Today, we give shape to the automobile. The University of Houston's College of Engineering presents this series about the machines that make our civilization run, and the people whose ingenuity created them.

The new Chrysler Airflow was called the "Car of the Future" in 1934. In one leap, it took us from the four-square shape that Ford had set with his Model-T to a radical streamlined form. America was quite unprepared for its rounded shape. Before 1934, the flat fenders of the Model-T had given way to ones that looked like inverted tablespoons, and cars were nearer the ground. But little else had changed. Then the Chrysler Airflow! It was so far from known automobiles it could have come from Mars.

Even if it were beautiful, the public would've had trouble accepting it. And few people have ever called it pretty. The car, which looked a little like a VW Beetle, was a grand commercial failure. The streamlining itself didn't even work. Designer Dick Nesbit tells us that Orville Wright did wind-tunnel tests and found the Airflow offered more drag than previous cars had.

Yet "Car of the Future" became a catchword. One of my early childhood memories was competing to be the first one in my family car to spot one of those odd little machines on the road. If it failed commercially, it didn't fail to seize the imagination. Imitators sprang up right away. The Lincoln Zephyr and the 1938 Cadillac picked up the theme. But the streamlined form mutated. Car bodies -- once round -- now developed a kind of linearity. Strong horizontal lines tapered into tailfins.

The tailfins went out of fashion in the 1960s, but the horizontal lines stayed. By the early '60s, America found a car design it liked, and little has changed in the 30 years since. Streamlining had finally led us to a shape we haven't seen fit to leave.

Nesbit concludes by saying:

The design evolution of the American automobile continues, as vigorous and promising as ever.

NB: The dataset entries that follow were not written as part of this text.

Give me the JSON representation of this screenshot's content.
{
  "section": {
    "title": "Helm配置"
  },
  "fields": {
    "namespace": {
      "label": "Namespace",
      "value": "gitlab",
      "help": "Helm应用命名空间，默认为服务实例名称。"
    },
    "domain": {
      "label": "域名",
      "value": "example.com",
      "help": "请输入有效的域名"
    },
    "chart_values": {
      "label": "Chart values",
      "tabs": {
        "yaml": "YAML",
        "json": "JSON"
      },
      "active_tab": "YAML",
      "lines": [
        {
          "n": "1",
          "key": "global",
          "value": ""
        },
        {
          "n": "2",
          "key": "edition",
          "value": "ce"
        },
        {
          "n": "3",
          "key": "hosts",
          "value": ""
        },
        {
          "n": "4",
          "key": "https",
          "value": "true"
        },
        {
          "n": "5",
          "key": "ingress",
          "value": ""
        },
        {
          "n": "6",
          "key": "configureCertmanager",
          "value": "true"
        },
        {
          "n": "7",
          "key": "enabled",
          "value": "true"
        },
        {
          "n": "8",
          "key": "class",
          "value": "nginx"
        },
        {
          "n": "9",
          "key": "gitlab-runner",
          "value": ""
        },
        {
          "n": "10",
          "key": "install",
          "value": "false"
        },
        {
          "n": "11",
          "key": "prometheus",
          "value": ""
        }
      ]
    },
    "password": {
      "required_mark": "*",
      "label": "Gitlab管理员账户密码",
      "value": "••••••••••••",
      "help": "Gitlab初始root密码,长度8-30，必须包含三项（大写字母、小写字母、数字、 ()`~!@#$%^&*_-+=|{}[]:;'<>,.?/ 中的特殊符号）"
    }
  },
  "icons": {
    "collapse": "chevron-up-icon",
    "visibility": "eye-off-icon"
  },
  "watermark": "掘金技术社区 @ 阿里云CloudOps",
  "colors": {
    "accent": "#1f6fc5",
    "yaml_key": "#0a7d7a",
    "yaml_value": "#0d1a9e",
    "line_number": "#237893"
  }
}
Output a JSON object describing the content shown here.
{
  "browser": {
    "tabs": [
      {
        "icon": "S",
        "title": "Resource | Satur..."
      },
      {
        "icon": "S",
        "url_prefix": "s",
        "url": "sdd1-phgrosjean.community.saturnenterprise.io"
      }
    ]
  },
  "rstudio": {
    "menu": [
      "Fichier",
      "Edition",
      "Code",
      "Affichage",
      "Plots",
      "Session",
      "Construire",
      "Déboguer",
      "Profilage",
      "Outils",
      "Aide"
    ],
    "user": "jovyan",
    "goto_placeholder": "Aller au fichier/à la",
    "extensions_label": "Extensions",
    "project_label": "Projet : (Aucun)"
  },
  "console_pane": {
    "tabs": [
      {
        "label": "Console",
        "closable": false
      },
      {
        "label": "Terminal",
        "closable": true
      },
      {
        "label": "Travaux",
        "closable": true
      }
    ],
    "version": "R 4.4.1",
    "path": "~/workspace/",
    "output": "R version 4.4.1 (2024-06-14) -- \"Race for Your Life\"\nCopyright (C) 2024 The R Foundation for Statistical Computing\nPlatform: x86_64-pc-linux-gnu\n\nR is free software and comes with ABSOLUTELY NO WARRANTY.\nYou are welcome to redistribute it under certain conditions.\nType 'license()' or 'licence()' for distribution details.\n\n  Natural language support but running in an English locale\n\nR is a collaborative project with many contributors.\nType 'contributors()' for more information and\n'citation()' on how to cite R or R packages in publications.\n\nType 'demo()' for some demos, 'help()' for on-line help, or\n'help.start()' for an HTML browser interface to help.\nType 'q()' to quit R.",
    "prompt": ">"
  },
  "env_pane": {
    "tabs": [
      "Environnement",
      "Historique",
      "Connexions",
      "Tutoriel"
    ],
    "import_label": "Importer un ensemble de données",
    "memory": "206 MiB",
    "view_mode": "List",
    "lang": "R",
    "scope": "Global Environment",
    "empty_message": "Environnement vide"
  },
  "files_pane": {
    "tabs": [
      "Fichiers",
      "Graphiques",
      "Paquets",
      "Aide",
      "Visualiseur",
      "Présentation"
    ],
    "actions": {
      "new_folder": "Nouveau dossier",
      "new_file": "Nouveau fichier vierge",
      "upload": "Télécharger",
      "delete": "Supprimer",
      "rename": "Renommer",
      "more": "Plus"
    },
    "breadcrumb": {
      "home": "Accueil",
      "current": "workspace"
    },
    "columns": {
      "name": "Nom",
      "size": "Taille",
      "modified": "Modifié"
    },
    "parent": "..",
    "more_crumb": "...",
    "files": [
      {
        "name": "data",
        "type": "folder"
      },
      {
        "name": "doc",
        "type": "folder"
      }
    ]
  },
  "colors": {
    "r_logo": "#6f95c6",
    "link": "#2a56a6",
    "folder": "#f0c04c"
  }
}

But he's an automotive designer who looks closely at small changes. I'm not; I see cars with a layman's eye. The Chrysler Airflow was the greatest single change I've ever seen. It was a failure, but we couldn't take our eyes off it. It really was the "Car of The Future," but in an odd way. It started the only major change that automobile design has undergone.

So the first generation of cars imitated horse-drawn carriages and culminated in the Model-T. The second generation of auto users saw the evolution of today's form. That evolution began with the Airflow and finally settled down on bland cars like the 1960-vintage Ford Falcon.

Now we're ending the third generation of the automobile. It began with the straight lines of the 1960s cars and, to my inexpert eyes, today's cars seem pretty much the same. Of course, we're also starting the fourth generation. I wonder if that could mean that we're finally about to see another reshaping of our automobiles as radical as the old Chrysler Airflow. I wouldn't be too optimistic.

I'm John Lienhard, at the University of Houston, where we're interested in the way inventive minds work.

(Theme music)

Nesbit, D., et al., American Automobile Design: 1930-1980. Collectible Automobile, Special Issue, March 1986.

I wrote this episode in 1989. Just about that time, a new modification in form was indeed taking place. It was the arrival of the wedge shape. Cars now tend to taper slightly from rear to front. Whether that marks a significant stylistic change from the cars of 1960 I shall let you, good readers and listeners, decide.


Image of a 1935 Chrysler Airflow provided by Gaétan Bouthillier, Member of The Airflow Club of America